AIM OF THE EXERCISE
If a picture appears among the records, leave it out and set down everything else exactly as it stands.
START RECORDS PROVIDED
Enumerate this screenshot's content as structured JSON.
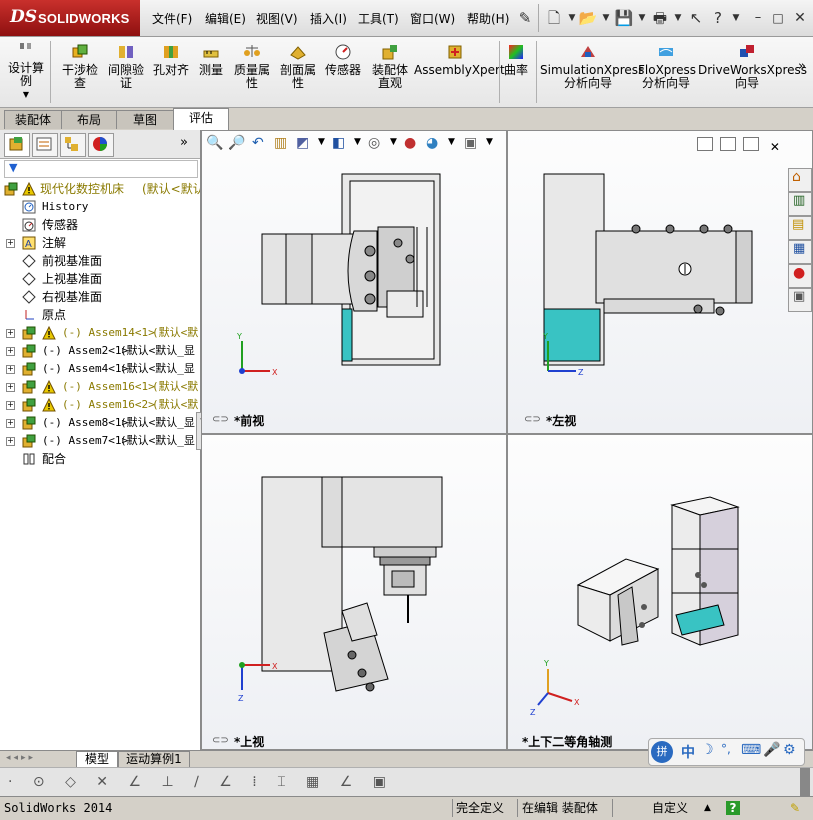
{
  "app": {
    "logo_ds": "DS",
    "logo_name": "SOLIDWORKS"
  },
  "menu": [
    "文件(F)",
    "编辑(E)",
    "视图(V)",
    "插入(I)",
    "工具(T)",
    "窗口(W)",
    "帮助(H)"
  ],
  "commands": [
    {
      "label": "设计算\n例",
      "icon": "design-study-icon"
    },
    {
      "label": "干涉检\n查",
      "icon": "interference-check-icon"
    },
    {
      "label": "间隙验\n证",
      "icon": "clearance-verify-icon"
    },
    {
      "label": "孔对齐",
      "icon": "hole-align-icon"
    },
    {
      "label": "测量",
      "icon": "measure-icon"
    },
    {
      "label": "质量属\n性",
      "icon": "mass-properties-icon"
    },
    {
      "label": "剖面属\n性",
      "icon": "section-properties-icon"
    },
    {
      "label": "传感器",
      "icon": "sensor-icon"
    },
    {
      "label": "装配体\n直观",
      "icon": "assembly-visualization-icon"
    },
    {
      "label": "AssemblyXpert",
      "icon": "assemblyxpert-icon"
    },
    {
      "label": "曲率",
      "icon": "curvature-icon"
    },
    {
      "label": "SimulationXpress\n分析向导",
      "icon": "simulationxpress-icon"
    },
    {
      "label": "FloXpress\n分析向导",
      "icon": "floxpress-icon"
    },
    {
      "label": "DriveWorksXpress\n向导",
      "icon": "driveworksxpress-icon"
    }
  ],
  "tabs": [
    "装配体",
    "布局",
    "草图",
    "评估"
  ],
  "active_tab": "评估",
  "tree": {
    "root": "现代化数控机床",
    "root_config": "(默认<默认",
    "items": [
      {
        "label": "History",
        "kind": "history",
        "mono": true
      },
      {
        "label": "传感器",
        "kind": "sensor"
      },
      {
        "label": "注解",
        "kind": "annotation",
        "expand": true
      },
      {
        "label": "前视基准面",
        "kind": "plane"
      },
      {
        "label": "上视基准面",
        "kind": "plane"
      },
      {
        "label": "右视基准面",
        "kind": "plane"
      },
      {
        "label": "原点",
        "kind": "origin"
      },
      {
        "label": "(-) Assem14<1>",
        "config": "(默认<默",
        "kind": "assem-warn",
        "expand": true
      },
      {
        "label": "(-) Assem2<1>",
        "config": "(默认<默认_显",
        "kind": "assem",
        "expand": true
      },
      {
        "label": "(-) Assem4<1>",
        "config": "(默认<默认_显",
        "kind": "assem",
        "expand": true
      },
      {
        "label": "(-) Assem16<1>",
        "config": "(默认<默",
        "kind": "assem-warn",
        "expand": true
      },
      {
        "label": "(-) Assem16<2>",
        "config": "(默认<默",
        "kind": "assem-warn",
        "expand": true
      },
      {
        "label": "(-) Assem8<1>",
        "config": "(默认<默认_显",
        "kind": "assem",
        "expand": true
      },
      {
        "label": "(-) Assem7<1>",
        "config": "(默认<默认_显",
        "kind": "assem",
        "expand": true
      },
      {
        "label": "配合",
        "kind": "mates"
      }
    ]
  },
  "views": {
    "front": "*前视",
    "left": "*左视",
    "top": "*上视",
    "iso": "*上下二等角轴测"
  },
  "bottom_tabs": [
    "模型",
    "运动算例1"
  ],
  "status": {
    "app_version": "SolidWorks 2014",
    "definition": "完全定义",
    "mode": "在编辑 装配体",
    "custom": "自定义"
  },
  "colors": {
    "brand": "#b01e1e",
    "axis_x": "#d02020",
    "axis_y": "#20a020",
    "axis_z": "#2040d0",
    "cyan_part": "#39c3c3",
    "warning": "#e8c800"
  },
  "ime": {
    "label": "中"
  }
}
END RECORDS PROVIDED
RESULT OF THIS EXERCISE
Enumerate this screenshot's content as structured JSON.
{
  "app": {
    "logo_ds": "DS",
    "logo_name": "SOLIDWORKS"
  },
  "menu": [
    "文件(F)",
    "编辑(E)",
    "视图(V)",
    "插入(I)",
    "工具(T)",
    "窗口(W)",
    "帮助(H)"
  ],
  "commands": [
    {
      "label": "设计算\n例",
      "icon": "design-study-icon"
    },
    {
      "label": "干涉检\n查",
      "icon": "interference-check-icon"
    },
    {
      "label": "间隙验\n证",
      "icon": "clearance-verify-icon"
    },
    {
      "label": "孔对齐",
      "icon": "hole-align-icon"
    },
    {
      "label": "测量",
      "icon": "measure-icon"
    },
    {
      "label": "质量属\n性",
      "icon": "mass-properties-icon"
    },
    {
      "label": "剖面属\n性",
      "icon": "section-properties-icon"
    },
    {
      "label": "传感器",
      "icon": "sensor-icon"
    },
    {
      "label": "装配体\n直观",
      "icon": "assembly-visualization-icon"
    },
    {
      "label": "AssemblyXpert",
      "icon": "assemblyxpert-icon"
    },
    {
      "label": "曲率",
      "icon": "curvature-icon"
    },
    {
      "label": "SimulationXpress\n分析向导",
      "icon": "simulationxpress-icon"
    },
    {
      "label": "FloXpress\n分析向导",
      "icon": "floxpress-icon"
    },
    {
      "label": "DriveWorksXpress\n向导",
      "icon": "driveworksxpress-icon"
    }
  ],
  "tabs": [
    "装配体",
    "布局",
    "草图",
    "评估"
  ],
  "active_tab": "评估",
  "tree": {
    "root": "现代化数控机床",
    "root_config": "(默认<默认",
    "items": [
      {
        "label": "History",
        "kind": "history",
        "mono": true
      },
      {
        "label": "传感器",
        "kind": "sensor"
      },
      {
        "label": "注解",
        "kind": "annotation",
        "expand": true
      },
      {
        "label": "前视基准面",
        "kind": "plane"
      },
      {
        "label": "上视基准面",
        "kind": "plane"
      },
      {
        "label": "右视基准面",
        "kind": "plane"
      },
      {
        "label": "原点",
        "kind": "origin"
      },
      {
        "label": "(-) Assem14<1>",
        "config": "(默认<默",
        "kind": "assem-warn",
        "expand": true
      },
      {
        "label": "(-) Assem2<1>",
        "config": "(默认<默认_显",
        "kind": "assem",
        "expand": true
      },
      {
        "label": "(-) Assem4<1>",
        "config": "(默认<默认_显",
        "kind": "assem",
        "expand": true
      },
      {
        "label": "(-) Assem16<1>",
        "config": "(默认<默",
        "kind": "assem-warn",
        "expand": true
      },
      {
        "label": "(-) Assem16<2>",
        "config": "(默认<默",
        "kind": "assem-warn",
        "expand": true
      },
      {
        "label": "(-) Assem8<1>",
        "config": "(默认<默认_显",
        "kind": "assem",
        "expand": true
      },
      {
        "label": "(-) Assem7<1>",
        "config": "(默认<默认_显",
        "kind": "assem",
        "expand": true
      },
      {
        "label": "配合",
        "kind": "mates"
      }
    ]
  },
  "views": {
    "front": "*前视",
    "left": "*左视",
    "top": "*上视",
    "iso": "*上下二等角轴测"
  },
  "bottom_tabs": [
    "模型",
    "运动算例1"
  ],
  "status": {
    "app_version": "SolidWorks 2014",
    "definition": "完全定义",
    "mode": "在编辑 装配体",
    "custom": "自定义"
  },
  "colors": {
    "brand": "#b01e1e",
    "axis_x": "#d02020",
    "axis_y": "#20a020",
    "axis_z": "#2040d0",
    "cyan_part": "#39c3c3",
    "warning": "#e8c800"
  },
  "ime": {
    "label": "中"
  }
}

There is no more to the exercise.